There has been a huge cultural shift from then to now. And I believe that we are on the cusp of another such shift.

The catalyst for this change is our need to tackle climate change, a will to lower the carbon emissions associated with our activities on our road to net zero. But there is a big caveat here. Unless infrastructure owners, and the companies who serve them, are focussed on whole life carbon, we are at risk of moving in the wrong direction.

Just because a material or product has lower embodied carbon up to the point it is installed, does not mean it will lead to the lowest embodied carbon over a road’s whole life. The first principle of a circular economy is that resources should be kept in use for as long as possible.

Take pothole repair as an example. One system may have less embodied carbon than another up to the point at which the repair is made, but if that repair only lasts for half the time of the other method, there will be carbon gains not carbon savings. We need to be looking at whole life carbon, hand-in-hand with whole life cost, if we really want to make the necessary progress.

As National Highway’s number one contractor in terms of road length, with contracts in areas 7, 10 and 12 and a specialist inspection and maintenance contract for the Severn Bridges and Avonmouth, Amey is working hard to develop ‘right first time’, carbon considered repair regimes. Thermal Road Repairs’ technology is part of that. We used it for the first time on the strategic network in 2021 to fix a pothole on the M1 that kept opening up. It worked – and the bonus is that it is lower carbon than other repair methods.
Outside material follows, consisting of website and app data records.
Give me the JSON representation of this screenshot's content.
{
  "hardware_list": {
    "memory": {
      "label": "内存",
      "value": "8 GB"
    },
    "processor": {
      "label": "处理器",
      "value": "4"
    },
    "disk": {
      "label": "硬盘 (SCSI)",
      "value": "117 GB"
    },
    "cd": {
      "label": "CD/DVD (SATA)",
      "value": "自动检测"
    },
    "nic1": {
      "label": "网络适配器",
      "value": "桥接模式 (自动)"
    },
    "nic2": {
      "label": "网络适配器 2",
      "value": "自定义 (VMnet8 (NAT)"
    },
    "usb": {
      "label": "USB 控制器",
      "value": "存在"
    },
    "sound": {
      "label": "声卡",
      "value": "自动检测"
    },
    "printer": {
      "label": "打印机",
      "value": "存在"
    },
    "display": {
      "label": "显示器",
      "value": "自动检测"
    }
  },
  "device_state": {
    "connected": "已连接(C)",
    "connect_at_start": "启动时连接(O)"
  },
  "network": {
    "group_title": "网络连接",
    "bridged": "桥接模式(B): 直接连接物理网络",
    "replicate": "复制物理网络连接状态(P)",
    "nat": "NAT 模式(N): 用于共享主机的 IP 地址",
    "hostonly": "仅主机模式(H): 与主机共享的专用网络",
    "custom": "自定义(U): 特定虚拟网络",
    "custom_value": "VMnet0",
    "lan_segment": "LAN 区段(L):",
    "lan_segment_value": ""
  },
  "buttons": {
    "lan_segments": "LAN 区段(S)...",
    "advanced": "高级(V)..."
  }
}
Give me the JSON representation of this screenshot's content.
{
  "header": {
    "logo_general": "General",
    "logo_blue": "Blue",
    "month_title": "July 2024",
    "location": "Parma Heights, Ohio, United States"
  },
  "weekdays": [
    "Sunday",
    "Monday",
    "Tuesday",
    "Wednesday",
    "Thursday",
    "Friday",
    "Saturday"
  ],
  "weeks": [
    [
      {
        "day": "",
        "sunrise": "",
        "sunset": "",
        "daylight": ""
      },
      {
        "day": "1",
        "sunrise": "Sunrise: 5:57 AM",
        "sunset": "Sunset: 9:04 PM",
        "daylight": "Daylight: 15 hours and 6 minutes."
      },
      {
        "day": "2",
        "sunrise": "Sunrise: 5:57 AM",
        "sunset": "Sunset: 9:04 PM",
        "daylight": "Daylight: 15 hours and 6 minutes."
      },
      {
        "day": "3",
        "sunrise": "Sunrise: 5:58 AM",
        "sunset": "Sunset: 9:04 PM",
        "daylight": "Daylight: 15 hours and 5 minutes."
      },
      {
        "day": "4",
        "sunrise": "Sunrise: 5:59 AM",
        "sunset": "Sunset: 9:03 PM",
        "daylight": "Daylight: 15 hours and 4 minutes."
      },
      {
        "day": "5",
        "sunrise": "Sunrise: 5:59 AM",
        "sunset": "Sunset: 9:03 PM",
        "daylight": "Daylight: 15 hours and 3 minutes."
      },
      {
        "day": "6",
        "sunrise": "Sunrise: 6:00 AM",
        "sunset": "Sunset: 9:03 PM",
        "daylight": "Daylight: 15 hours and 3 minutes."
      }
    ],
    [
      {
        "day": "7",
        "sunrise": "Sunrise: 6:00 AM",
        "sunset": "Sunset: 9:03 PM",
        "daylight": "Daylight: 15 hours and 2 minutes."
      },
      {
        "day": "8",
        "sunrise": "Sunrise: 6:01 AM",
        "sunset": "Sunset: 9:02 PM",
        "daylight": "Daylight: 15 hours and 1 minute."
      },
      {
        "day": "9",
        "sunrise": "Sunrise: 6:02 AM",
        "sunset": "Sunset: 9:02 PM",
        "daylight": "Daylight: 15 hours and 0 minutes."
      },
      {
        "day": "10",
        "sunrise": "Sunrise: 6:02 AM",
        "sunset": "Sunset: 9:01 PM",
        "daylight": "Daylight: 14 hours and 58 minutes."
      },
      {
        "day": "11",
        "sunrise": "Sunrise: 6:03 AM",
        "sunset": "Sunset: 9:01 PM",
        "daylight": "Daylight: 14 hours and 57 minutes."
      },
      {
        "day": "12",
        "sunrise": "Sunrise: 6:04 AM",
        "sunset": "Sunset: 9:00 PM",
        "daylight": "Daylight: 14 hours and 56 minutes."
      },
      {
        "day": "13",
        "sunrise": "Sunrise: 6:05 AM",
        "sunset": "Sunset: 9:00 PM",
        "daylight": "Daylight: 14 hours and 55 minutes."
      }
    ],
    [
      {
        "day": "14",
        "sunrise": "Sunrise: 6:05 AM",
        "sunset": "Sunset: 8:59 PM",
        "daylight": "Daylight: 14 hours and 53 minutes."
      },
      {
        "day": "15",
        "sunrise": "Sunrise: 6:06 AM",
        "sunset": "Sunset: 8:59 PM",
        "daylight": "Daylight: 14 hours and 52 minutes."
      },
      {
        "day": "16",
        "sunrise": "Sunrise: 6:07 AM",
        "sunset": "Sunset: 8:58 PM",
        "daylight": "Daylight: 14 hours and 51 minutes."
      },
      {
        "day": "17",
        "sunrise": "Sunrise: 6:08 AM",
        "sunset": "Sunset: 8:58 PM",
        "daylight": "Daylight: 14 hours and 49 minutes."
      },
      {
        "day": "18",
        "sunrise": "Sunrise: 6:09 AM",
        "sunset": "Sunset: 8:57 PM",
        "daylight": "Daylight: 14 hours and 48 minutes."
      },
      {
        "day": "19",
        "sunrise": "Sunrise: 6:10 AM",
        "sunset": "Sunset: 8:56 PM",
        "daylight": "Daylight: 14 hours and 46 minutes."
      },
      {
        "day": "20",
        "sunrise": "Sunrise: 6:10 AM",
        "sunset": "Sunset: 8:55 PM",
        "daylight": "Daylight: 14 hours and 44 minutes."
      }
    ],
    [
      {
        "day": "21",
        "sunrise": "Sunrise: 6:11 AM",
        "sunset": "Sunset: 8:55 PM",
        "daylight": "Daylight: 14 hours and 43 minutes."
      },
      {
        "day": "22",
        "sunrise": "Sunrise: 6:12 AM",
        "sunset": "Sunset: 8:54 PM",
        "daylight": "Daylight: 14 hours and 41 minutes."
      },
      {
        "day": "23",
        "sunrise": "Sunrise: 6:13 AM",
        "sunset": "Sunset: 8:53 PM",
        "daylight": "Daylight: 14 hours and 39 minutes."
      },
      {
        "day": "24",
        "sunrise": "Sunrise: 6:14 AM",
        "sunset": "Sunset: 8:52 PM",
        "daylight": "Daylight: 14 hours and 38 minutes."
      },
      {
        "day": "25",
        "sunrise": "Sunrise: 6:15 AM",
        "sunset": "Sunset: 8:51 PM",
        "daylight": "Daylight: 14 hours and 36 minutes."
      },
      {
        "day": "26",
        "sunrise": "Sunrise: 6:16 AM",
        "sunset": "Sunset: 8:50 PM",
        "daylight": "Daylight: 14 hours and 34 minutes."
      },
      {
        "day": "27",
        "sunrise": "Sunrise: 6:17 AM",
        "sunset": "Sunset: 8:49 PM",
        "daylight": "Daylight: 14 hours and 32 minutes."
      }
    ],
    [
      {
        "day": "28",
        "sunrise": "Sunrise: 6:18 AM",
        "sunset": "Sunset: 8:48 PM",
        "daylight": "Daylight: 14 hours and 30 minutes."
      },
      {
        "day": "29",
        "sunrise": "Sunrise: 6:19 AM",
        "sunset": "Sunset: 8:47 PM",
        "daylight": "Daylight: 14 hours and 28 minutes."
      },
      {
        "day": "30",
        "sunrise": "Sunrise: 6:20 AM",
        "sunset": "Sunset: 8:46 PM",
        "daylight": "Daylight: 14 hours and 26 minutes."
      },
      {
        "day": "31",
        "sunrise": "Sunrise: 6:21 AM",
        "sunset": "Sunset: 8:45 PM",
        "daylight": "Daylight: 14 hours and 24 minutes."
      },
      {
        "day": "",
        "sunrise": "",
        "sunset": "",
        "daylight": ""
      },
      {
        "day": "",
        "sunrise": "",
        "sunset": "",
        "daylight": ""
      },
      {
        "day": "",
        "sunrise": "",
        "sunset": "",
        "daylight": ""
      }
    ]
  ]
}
Our aspiration is to get to the point where all immediate and urgent pothole repairs can be done just once and done right so that there aren’t carbon-generating return visits. Apart from the benefits in carbon and cost, this reduces disruption to road users and lowers the amount of time our workers are exposed to potential safety risks on the road.

Of course, there are hurdles to clear before we get to that point. Can we find a way to reduce the cycle time for a right-first-time repair system and move away from temporary emergency repairs? Or could we justify delaying customers by a few more minutes in the pursuit of better whole life carbon outcomes and less overall disruption?

These are the sorts of questions we, as an industry, need to be discussing with our customers and our supply chains around the table, including SMEs like Thermal Road Repairs. When we are designing and delivering operational solutions, we must have whole life cost and whole life carbon at the front of our minds. This is part of Amey’s roadmap to net zero with a longer-term positive impact on our people, places and our planet.

It isn’t going to be easy to change mindsets and take the step change that our transition to a low carbon economy requires. But I believe that we have both the will and the ability to do it – just as we have with health and safety.


Thermal Road Repairs is a green technology company which supplies systems to improve the quality, cost and time efficiency of road repairs and paving – at a far lower environmental cost than traditional methods. It invests significantly in R&D, to create new technologies and to continuously improve existing ones.

Thermal Road Repairs: Decarbonising the asphalt repair industry.

High output. Low emission. Zero waste. Permanent solution.

171 views0 comments

Recent Posts

See All
bottom of page